We were just back from our honeymoon. We were going to see Elvis Costello, whose new album we’d been singing along to all summer. We met outside and discussed whether or not to watch the support act – who we’d never heard of – or go for a drink until the main act. We decided to give them five minutes.
They’d been on the stage five seconds before we were jumping up and down and cheering. The Pogues, still then referring to themselves as Pogue Mahone. My wife is Irish. I’m from Liverpool. All of their songs were familiar to us, but unrecognisable. We’d heard them exhibited like items of social history, played with virtuosity – but never with this thrill of rage and hilarity. One band member did the percussion for “Paddy Works on the Railway” by battering his own head with a tin tray. Penny whistles howled like banshees.
It was the best gig I ever went to, but it was more than that. It was a lesson in how the familiar can be made magical if you grab it with all your soul. If someone ever puts their heart into a piece of work – no matter how remote – you can still hear that heart beating if you know how to listen.
That night I shed any interest in irony, or smart-smart-aleckery. Since then, I’ve always aimed to give it straight and give it all. Most of all, I’m grateful it gave me a memory that crystallised all the excitement and fun of the early days of my marriage.

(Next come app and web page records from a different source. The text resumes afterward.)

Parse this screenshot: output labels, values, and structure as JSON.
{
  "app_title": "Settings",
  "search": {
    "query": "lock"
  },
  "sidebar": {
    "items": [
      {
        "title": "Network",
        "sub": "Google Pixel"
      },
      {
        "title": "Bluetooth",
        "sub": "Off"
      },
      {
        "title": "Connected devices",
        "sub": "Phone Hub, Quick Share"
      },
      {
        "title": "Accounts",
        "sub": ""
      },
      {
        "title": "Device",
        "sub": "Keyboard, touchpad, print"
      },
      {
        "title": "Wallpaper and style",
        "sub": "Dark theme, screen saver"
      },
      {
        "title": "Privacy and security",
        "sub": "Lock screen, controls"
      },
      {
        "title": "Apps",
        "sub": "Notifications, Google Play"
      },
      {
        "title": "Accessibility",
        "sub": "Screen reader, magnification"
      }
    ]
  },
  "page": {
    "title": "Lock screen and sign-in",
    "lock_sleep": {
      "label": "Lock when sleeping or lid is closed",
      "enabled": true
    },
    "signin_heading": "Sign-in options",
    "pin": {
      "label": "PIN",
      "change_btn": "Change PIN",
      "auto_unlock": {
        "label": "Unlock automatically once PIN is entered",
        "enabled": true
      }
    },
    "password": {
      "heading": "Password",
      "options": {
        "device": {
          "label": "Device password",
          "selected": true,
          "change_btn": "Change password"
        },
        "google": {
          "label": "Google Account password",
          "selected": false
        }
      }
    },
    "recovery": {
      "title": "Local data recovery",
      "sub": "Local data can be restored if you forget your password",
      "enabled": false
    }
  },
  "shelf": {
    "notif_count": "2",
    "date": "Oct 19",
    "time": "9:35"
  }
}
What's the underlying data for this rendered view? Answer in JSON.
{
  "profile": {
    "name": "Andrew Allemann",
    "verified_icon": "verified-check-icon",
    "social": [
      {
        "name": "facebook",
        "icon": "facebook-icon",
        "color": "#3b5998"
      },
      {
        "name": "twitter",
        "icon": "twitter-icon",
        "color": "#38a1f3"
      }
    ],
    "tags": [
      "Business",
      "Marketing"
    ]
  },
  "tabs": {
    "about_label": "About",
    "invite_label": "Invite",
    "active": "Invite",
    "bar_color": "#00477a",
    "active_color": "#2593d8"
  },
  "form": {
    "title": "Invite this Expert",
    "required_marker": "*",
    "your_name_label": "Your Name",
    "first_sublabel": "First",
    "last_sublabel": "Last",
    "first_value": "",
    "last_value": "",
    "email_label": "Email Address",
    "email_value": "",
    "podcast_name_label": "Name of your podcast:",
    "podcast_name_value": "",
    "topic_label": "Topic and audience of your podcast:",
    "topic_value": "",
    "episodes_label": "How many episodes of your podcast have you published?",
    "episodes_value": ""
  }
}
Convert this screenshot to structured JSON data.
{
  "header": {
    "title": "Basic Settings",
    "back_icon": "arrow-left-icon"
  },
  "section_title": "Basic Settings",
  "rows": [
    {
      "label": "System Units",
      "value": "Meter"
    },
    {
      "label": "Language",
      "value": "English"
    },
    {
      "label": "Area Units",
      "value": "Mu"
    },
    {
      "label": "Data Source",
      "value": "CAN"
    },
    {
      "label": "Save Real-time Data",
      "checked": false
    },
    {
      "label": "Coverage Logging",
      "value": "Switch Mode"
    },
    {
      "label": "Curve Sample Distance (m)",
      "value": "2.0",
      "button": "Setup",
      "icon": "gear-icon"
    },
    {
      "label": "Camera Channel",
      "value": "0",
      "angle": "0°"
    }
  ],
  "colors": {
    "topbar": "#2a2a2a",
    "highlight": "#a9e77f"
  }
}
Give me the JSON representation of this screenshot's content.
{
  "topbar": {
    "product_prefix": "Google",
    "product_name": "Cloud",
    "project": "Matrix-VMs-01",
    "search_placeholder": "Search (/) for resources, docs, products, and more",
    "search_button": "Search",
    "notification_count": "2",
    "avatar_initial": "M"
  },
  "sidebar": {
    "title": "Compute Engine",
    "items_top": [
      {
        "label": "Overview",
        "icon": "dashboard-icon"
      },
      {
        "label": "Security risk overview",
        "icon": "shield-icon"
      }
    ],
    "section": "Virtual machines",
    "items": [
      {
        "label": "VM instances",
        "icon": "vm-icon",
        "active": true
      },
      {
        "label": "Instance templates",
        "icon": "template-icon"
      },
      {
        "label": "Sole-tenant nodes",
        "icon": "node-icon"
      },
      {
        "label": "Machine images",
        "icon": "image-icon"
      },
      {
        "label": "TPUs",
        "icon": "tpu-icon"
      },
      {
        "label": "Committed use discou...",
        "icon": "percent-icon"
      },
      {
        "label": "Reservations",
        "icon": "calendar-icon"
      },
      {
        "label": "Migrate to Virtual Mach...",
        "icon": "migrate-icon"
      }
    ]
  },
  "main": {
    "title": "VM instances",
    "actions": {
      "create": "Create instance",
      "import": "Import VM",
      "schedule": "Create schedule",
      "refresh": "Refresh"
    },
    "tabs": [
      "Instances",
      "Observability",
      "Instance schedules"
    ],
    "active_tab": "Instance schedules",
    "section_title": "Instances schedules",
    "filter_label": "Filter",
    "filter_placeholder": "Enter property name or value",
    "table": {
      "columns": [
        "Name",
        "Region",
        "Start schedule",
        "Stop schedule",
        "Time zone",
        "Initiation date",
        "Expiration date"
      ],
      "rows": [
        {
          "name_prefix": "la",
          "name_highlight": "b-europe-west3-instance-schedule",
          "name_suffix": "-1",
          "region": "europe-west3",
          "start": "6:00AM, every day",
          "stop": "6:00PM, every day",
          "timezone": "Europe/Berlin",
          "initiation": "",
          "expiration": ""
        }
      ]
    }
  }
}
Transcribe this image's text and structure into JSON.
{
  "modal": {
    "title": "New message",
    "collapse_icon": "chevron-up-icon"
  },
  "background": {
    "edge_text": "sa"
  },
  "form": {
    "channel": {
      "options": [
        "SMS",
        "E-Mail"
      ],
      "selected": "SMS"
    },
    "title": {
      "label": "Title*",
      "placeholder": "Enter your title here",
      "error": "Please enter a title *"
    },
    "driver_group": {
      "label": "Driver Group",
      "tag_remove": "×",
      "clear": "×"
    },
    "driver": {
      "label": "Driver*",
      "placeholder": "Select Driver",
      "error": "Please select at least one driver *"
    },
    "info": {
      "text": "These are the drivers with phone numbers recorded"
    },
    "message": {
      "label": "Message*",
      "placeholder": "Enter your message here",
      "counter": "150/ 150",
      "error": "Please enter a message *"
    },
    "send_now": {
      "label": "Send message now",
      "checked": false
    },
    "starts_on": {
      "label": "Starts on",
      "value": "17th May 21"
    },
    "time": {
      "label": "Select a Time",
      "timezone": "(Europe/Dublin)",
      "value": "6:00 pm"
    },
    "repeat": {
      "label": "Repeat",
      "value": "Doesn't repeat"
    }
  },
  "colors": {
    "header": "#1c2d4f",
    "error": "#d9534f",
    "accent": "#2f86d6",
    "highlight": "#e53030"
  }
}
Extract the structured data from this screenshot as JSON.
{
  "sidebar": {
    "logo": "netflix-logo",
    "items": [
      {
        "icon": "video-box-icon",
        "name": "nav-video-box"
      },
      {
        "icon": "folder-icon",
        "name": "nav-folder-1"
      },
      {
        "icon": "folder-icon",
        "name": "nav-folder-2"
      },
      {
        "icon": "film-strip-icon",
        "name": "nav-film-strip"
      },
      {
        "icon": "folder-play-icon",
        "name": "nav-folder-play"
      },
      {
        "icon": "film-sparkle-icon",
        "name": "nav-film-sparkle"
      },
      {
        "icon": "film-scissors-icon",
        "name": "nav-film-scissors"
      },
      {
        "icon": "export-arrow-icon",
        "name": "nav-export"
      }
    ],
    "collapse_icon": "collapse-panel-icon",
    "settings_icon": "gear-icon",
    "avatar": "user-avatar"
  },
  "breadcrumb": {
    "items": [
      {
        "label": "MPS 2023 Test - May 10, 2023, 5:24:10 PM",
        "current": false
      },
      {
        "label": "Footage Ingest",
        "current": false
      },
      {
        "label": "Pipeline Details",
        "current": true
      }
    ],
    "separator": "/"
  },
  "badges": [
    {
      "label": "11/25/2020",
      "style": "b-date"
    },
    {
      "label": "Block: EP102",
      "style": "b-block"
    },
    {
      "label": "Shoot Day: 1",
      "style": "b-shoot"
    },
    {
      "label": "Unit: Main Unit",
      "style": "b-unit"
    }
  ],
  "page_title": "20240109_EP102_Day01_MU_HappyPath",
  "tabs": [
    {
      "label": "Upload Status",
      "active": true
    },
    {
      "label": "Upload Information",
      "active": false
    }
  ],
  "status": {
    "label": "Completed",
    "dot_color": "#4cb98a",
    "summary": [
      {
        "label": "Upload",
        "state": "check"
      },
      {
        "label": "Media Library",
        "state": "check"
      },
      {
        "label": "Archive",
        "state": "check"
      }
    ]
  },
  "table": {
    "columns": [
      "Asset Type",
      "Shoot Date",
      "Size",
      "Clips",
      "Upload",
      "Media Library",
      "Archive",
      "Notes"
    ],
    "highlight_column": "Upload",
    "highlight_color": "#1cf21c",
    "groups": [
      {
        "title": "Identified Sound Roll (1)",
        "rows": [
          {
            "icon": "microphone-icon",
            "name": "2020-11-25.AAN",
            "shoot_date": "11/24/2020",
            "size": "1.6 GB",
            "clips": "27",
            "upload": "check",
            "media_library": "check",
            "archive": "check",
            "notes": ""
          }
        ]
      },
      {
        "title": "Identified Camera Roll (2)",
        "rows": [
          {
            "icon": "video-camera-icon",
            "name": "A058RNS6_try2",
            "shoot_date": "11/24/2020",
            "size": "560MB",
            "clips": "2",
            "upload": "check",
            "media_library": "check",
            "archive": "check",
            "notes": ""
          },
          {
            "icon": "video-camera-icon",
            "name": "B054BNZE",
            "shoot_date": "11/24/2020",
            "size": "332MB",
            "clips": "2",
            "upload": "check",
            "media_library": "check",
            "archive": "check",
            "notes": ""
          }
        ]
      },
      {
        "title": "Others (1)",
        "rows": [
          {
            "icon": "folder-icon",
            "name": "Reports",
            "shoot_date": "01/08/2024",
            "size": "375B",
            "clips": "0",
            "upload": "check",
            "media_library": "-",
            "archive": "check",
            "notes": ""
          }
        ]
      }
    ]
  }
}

I think that’s probably the greatest thing that art can do – to help you rescue something from the river of time.
The night that changed my life: read more from our series in which writers share the cultural encounters that shaped them
This article appears in the 08 Dec 2020 issue of the New Statesman, Christmas special